Microstructural and Mechanistic Study of Primary Creep in Titanium Alloys at Lower Temperatures.
Final technical rept. 1 Feb 95-31 Jan 98,
OHIO STATE UNIV COLUMBUS DEPT OF MATERIALS SCIENCE AND ENGINEERING
Pagination or Media Count:

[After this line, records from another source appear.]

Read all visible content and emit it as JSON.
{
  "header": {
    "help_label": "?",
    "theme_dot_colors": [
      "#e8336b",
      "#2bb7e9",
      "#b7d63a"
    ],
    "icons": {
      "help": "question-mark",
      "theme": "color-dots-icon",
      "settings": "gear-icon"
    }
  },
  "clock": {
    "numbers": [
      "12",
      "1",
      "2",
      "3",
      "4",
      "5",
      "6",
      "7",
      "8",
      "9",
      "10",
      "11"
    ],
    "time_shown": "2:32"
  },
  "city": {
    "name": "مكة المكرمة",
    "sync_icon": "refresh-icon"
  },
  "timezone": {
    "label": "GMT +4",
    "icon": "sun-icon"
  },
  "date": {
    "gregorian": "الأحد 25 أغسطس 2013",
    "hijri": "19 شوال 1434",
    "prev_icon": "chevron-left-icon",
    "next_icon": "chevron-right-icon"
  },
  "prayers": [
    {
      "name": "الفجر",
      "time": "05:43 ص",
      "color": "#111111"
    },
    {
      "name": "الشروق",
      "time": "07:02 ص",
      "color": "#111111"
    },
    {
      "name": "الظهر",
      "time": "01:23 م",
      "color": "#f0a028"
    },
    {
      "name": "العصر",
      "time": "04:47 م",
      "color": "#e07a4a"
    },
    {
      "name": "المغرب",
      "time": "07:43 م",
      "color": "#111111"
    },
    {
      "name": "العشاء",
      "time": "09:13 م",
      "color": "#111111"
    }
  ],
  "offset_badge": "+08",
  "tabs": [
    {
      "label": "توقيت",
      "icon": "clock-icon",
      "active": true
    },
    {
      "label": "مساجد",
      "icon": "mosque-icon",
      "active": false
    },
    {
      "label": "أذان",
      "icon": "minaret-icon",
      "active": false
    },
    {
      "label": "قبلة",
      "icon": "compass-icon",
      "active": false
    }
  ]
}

Primary creep is a dominant mode of deformation for commercial, two-phase alpha-beta titanium alloys such as Ti-6242 which are used extensively in the fan and compressor sections of jet aircraft engines. This program has improved our understanding of the mechanisms and phenomenology of primary creep in these alloys. Using a phenomenological approach based on the Holomon equation, we have shown that the extensive low temperature creep behavior is linked to the exceptionally small values of strain hardening exponent exhibited by these alloys, and that the long term creep response can be predicted from the results of short-term, constant-strain rate tests. This insight has suggested possible processing paths for improving the creep response of these materials, including the minimization of short-range ordering. A second focus of the program has shown that the Widmanstatten colony structure exhibits a dramatic plastic anisotropy. Single colony crystals of Ti-5Al-2.5Sn-0.5Fe, were obtained in collaboration with J. M. Scott of UES and Wright Laboratory. Extensive TEM investigation has revealed that this anisotropy can be directly correlated with the transmission of dislocation across the beta laths, and the accumulation of residual dislocation content near the interfaces. This information is essential order to better model creep deformation in these materials.
- Properties of Metals and Alloys
- Jet and Gas Turbine Engines